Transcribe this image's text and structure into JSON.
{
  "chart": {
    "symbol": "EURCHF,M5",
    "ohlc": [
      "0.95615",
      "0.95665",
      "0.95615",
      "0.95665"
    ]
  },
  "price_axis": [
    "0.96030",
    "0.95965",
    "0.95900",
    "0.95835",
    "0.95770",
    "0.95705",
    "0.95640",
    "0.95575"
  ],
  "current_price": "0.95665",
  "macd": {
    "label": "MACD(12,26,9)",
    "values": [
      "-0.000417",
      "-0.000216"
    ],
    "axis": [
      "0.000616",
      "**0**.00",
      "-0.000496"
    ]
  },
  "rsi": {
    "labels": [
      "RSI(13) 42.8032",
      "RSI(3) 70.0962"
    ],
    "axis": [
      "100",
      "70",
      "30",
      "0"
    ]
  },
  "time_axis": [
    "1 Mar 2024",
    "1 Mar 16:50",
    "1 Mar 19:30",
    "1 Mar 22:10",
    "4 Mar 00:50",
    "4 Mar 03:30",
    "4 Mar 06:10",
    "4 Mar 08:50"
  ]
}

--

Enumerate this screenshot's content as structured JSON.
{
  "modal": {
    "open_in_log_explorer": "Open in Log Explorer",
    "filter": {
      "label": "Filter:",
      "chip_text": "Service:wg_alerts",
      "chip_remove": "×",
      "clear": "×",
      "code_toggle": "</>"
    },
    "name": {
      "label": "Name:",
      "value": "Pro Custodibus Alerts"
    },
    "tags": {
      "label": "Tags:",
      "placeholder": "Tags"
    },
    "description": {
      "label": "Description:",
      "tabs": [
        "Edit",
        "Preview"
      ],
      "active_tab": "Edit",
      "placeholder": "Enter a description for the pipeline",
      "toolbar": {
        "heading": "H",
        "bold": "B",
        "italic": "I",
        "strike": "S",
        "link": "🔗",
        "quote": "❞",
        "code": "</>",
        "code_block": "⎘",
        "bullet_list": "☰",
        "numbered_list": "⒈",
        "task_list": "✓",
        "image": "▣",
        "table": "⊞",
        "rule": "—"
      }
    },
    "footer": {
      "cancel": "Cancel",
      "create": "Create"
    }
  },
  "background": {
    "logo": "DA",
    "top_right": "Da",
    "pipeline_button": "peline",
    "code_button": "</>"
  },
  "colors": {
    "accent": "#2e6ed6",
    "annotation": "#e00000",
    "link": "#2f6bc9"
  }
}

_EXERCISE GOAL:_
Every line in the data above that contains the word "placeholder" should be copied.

_RESPONSE TO THE TASK:_
      "placeholder": "Tags"
      "placeholder": "Enter a description for the pipeline",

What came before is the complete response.